Time for Privacy and Indwelling
I am nearing the final section of Sue Hubbell’s book A Country Year: Living the Questions. A friend passed it on to me a short time ago, saying she didn’t need to have it by her any more and that she thought I might like it. It is the story of one year in the life of a woman who lives alone in the Ozarks and makes a modest living keeping bees and selling honey. Starting off with a quote by Rilke, the frequently cited “Be patient toward all that is unsolved in your heart and try to love the questions themselves” one, the book pulled me in quickly. I have been reading it in small, nearly daily doses for the past two weeks. Hubbell writes clearly and sparely, honestly and compassionately about encounters with her neighbors, her bees, and the other animals and plants that surround her – coyotes, opossums, and monarch butterflies being a few of my favorites.
Yet the phrase that has struck me the most is her description of winter: “…it is a time for privacy and indwelling.” Yes. The word indwelling piqued my interest. It is a word I couldn’t define, yet I fancied I knew what it meant. I imagined it to mean being in oneself, being in one’s home, taking full possession of the space available to you, whether your body or your home. What indwelling actually means is slightly different. My Webster’s Ninth New Collegiate Dictionary defines the verb indwell as meaning “to exist as an inner activating spirit, force, or principle, to exist within as an activating spirit, force, or principle.” This is followed by the noun indweller.

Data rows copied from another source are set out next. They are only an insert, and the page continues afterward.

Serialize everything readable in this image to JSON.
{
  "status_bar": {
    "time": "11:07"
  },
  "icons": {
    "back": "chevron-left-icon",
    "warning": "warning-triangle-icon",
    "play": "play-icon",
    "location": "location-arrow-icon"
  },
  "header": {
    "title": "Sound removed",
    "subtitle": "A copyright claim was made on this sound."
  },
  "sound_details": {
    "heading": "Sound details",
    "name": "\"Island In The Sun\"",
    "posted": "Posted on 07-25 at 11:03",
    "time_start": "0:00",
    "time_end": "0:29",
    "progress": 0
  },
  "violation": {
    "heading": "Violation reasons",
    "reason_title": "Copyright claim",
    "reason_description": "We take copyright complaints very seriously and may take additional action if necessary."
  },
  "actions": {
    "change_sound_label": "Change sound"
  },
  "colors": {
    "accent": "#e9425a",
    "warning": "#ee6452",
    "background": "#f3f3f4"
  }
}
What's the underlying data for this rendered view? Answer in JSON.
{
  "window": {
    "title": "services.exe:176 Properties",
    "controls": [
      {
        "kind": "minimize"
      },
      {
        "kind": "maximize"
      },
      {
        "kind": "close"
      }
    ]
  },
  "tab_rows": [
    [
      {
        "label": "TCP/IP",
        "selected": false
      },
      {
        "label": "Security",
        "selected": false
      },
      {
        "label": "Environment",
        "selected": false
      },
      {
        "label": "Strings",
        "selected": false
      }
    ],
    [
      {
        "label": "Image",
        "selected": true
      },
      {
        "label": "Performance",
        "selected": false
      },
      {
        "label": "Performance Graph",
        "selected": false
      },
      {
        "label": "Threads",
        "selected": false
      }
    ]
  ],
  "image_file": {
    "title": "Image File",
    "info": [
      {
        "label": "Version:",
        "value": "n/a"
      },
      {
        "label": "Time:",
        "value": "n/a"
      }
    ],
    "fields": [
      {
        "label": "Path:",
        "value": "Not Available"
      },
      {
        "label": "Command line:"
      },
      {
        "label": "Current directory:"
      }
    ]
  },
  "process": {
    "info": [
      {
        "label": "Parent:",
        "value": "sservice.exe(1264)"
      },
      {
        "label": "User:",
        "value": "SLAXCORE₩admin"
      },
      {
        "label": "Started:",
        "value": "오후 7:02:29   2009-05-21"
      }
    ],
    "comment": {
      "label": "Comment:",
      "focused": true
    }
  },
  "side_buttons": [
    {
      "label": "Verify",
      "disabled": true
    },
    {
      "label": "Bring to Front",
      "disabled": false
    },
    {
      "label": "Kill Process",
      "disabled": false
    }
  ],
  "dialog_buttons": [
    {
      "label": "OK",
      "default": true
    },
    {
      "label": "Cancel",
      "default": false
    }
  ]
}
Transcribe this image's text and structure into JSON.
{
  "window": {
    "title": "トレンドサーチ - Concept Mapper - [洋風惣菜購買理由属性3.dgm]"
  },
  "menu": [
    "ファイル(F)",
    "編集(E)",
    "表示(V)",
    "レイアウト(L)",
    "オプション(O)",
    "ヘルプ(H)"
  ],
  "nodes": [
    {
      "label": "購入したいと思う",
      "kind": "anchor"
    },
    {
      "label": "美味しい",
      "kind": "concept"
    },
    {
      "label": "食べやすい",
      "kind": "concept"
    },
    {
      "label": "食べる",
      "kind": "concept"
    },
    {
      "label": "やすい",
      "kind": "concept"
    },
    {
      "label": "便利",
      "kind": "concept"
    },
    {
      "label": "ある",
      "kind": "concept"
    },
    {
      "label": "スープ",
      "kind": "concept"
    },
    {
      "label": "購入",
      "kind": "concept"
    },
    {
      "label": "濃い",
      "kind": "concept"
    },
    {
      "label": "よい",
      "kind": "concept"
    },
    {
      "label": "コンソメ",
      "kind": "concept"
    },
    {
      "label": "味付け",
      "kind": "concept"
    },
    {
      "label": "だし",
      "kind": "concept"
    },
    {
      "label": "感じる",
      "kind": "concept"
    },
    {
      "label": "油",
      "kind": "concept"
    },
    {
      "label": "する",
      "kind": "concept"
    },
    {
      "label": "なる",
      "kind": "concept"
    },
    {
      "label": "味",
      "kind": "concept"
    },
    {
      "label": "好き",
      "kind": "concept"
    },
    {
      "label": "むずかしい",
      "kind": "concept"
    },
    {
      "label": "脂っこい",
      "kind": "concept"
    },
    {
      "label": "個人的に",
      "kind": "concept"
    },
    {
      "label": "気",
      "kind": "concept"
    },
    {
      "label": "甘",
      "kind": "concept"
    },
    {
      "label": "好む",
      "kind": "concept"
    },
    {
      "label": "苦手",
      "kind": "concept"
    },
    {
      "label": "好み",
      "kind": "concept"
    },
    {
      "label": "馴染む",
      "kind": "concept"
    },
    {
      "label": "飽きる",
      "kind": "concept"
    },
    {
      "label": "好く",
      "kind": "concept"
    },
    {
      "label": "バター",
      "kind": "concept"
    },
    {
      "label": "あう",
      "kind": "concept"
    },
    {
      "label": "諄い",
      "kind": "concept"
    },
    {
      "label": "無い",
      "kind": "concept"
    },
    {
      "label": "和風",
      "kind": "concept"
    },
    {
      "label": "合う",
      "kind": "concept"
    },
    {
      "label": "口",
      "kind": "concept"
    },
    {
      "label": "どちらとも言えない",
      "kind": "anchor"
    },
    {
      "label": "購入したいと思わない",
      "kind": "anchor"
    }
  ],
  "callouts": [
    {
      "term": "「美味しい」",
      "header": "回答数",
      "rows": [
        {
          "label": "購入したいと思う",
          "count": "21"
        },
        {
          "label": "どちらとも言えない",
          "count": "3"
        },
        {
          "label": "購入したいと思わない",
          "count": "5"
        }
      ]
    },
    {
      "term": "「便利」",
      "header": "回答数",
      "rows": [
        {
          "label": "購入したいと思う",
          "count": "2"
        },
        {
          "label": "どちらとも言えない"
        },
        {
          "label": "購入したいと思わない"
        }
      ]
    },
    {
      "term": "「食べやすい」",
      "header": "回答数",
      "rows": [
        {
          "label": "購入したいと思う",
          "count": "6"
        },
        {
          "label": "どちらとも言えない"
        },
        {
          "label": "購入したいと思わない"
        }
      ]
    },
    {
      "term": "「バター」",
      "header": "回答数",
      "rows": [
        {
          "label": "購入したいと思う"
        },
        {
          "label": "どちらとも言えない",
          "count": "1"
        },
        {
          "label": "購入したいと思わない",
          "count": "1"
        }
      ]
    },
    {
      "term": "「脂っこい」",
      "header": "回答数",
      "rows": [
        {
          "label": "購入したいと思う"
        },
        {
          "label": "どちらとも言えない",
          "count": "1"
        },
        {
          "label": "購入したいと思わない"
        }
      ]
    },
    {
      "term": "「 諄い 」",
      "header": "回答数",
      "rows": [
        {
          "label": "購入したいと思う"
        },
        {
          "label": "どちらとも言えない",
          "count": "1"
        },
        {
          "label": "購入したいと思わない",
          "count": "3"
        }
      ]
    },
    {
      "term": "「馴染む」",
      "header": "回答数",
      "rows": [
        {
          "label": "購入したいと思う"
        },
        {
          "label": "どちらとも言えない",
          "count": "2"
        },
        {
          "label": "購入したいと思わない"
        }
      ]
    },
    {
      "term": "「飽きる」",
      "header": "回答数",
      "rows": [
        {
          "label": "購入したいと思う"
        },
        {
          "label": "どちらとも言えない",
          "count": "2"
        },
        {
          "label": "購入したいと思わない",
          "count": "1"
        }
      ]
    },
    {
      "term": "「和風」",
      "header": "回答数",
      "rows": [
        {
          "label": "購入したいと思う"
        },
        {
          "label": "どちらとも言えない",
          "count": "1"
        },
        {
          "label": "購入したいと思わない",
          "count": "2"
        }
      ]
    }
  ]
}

I guess I could consider myself an indweller in my own home – I activate it, make the space come alive simply by my presence, right?
Another definition I invented of indwelling was not reaching out into the world but making do with what has been gathered and brought into the home. Using up what’s stored in the larder, working through the stack of books, knitting up what’s been lurking in the corners of your stash. All actions proper to winter. I feel my spirits are starting to limp not so much from the cold and dark but from the repetition of routine and the remarkable similarity the days are starting to have. One potentially uplifting similarity, however, is the sunrise and its time-lapse scattering of salmon pinks and smoky blues in myriad combinations. What’s more, this morning I spotted four of the five planets – I think it was just Mercury I missed.
Don’t forget to enjoy the sunrise and keep an eye out for visible planets!